Adding Machine: A Musical
Composed by Joshua Schmidt.
Libretto by Jason Loewith and Joshua Schmidt, based on the play by Elmer Rice.
Director: Josh Seymour.
Producer: Alex Turner Productions in association with SDWC Productions.
Cast: Joseph Alessi, Sue Appleby, Edd Campbell Bird, James Dinsmore, Joanna Kirkland, Kate Milner-Evans, George Rae, Helen Walsh.
Available online until November 12
London’s Finborough has a long-standing tradition of staging fearless writing and in the depth of pandemic theatre darkness, it hasn’t lost its edge.
Its online version of Elmer Rice’s 1923 satire on wage slavery has dissonant force as people across the globe, not least in theatre, are told their jobs no longer exist.

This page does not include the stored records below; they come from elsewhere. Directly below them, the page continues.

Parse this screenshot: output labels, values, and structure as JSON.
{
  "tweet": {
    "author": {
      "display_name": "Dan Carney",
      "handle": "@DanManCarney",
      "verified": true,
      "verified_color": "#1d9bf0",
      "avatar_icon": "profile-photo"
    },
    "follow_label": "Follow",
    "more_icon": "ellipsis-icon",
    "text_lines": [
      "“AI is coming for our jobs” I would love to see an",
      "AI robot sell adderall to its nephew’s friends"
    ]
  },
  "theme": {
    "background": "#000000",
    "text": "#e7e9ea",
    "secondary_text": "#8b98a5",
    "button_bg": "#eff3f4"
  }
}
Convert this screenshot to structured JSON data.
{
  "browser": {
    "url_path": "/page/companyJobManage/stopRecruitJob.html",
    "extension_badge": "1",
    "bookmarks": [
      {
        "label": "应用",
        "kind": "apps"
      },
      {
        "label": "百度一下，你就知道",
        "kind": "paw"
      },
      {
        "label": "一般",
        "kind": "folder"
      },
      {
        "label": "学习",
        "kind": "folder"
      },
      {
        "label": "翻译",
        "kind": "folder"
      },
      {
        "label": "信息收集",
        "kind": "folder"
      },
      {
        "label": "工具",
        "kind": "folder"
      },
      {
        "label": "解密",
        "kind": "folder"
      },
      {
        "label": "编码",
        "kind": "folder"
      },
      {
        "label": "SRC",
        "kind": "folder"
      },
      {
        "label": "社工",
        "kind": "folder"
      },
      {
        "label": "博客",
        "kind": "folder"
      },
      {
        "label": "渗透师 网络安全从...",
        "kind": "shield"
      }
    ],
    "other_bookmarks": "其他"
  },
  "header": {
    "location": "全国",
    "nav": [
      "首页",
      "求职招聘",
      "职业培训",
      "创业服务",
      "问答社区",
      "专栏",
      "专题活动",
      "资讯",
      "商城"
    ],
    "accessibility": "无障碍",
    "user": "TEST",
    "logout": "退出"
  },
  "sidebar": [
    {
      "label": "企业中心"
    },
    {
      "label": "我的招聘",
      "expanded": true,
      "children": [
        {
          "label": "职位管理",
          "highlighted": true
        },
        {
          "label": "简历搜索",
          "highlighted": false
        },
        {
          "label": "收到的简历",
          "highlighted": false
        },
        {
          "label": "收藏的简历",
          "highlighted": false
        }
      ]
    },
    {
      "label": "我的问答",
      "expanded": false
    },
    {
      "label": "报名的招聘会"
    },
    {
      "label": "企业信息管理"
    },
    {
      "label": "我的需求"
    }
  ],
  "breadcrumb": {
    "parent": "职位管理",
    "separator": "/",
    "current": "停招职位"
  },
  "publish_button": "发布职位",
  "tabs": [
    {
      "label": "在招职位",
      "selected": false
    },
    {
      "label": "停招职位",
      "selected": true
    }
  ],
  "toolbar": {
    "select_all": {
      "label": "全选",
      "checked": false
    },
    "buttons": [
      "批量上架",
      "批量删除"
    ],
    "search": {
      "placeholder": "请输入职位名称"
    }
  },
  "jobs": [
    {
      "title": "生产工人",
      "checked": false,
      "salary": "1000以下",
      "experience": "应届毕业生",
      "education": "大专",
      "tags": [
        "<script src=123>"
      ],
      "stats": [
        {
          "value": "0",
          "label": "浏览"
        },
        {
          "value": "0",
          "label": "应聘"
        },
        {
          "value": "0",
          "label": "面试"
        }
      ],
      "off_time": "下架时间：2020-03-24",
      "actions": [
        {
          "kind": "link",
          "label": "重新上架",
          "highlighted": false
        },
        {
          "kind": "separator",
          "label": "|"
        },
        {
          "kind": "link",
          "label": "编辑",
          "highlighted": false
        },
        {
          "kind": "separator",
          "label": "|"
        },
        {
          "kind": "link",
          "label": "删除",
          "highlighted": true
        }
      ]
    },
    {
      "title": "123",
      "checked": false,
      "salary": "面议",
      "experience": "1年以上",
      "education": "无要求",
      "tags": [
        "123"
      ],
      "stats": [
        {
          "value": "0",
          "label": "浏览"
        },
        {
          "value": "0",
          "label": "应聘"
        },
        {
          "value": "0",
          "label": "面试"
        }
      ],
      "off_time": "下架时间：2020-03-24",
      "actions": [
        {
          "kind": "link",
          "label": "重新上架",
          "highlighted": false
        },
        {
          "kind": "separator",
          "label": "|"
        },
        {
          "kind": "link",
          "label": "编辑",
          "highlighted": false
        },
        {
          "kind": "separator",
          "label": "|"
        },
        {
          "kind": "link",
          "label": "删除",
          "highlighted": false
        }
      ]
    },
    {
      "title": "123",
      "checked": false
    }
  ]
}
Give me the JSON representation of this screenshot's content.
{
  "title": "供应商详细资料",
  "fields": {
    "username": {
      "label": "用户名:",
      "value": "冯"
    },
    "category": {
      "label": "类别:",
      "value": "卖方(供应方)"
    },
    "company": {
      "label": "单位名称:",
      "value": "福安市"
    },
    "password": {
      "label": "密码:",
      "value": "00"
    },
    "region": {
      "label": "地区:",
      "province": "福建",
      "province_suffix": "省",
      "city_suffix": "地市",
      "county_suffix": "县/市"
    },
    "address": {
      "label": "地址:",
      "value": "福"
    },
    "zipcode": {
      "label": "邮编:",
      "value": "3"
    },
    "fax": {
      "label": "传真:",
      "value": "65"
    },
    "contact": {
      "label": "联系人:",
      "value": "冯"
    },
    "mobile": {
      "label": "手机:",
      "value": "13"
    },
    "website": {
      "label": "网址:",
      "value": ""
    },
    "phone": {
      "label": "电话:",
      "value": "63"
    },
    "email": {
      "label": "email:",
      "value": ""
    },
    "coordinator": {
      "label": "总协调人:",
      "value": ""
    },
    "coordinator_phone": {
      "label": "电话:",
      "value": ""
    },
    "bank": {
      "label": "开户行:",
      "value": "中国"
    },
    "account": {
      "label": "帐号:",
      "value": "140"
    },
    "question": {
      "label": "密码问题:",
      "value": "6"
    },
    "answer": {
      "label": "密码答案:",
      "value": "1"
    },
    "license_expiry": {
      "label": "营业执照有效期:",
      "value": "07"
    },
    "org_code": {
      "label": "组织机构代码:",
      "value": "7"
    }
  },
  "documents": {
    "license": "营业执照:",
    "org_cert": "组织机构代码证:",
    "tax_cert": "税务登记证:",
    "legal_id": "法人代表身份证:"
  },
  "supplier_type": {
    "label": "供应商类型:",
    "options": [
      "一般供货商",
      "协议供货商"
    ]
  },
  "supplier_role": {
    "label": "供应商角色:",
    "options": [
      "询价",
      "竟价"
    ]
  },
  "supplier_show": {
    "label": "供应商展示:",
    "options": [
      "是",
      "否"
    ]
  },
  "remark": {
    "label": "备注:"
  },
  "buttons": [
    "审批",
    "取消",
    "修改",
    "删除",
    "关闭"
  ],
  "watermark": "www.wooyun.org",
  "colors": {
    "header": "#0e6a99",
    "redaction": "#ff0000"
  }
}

What we watch from our tablets or computer screens is a film of Finborough’s 2016 production, based on Jason Loewith and Joshua Schmidt’s Adding Machine: A Musical, premiered in the United States in 2007 around the time of the financial crisis and another great wave of redundancies.
Music can sugar-coat, but in this instance, it serves to reinforce the uncomfortableness of Rice’s expressionist play The Adding Machine, which literally is unrealistic, but emotionally spot on.
The antihero Mr Zero’s big moment of lyrical harmony is a song about dreaming in figures. All his human relationships are characterised by stubborn silence, missed opportunities and hostility, accompanied by violent, modern, nerve-jangling chords and stressful intervals.
Zero, played by a stoical Joseph Alessi, considers himself “a regular guy” – and that, apparently, is compatible with racism and anger that drives him to commit murder when he’s told that his position of adding up in a department store is redundant and will be carried out by a machine.
His pitiable state still earns our sympathy as the strident Mrs Zero (Kate Milner-Evans) yells at him even as he awaits hanging. Her screams undo all the good of a tender reconciliation after she had brought him his chosen last supper of ham and eggs.
Based as this is on an expressionist take on reality, death is not the end. Instead we are transported to a kitsch version of the Elysian Fields with neon signs and a swimming pool to lounge beside, where Zero is reunited with his love interest Daisy (Joanna Kirkland).
Zero is of course incapable of grasping a happy ending. All he wants is the simplicity of numbers and to fill his days with adding up.
The uncomfortable truth for him, as for all humans, is that change is inevitable and adaptation essential. This grainy, online version of the message makes that painfully clear.
Barbara Lewis © 2020.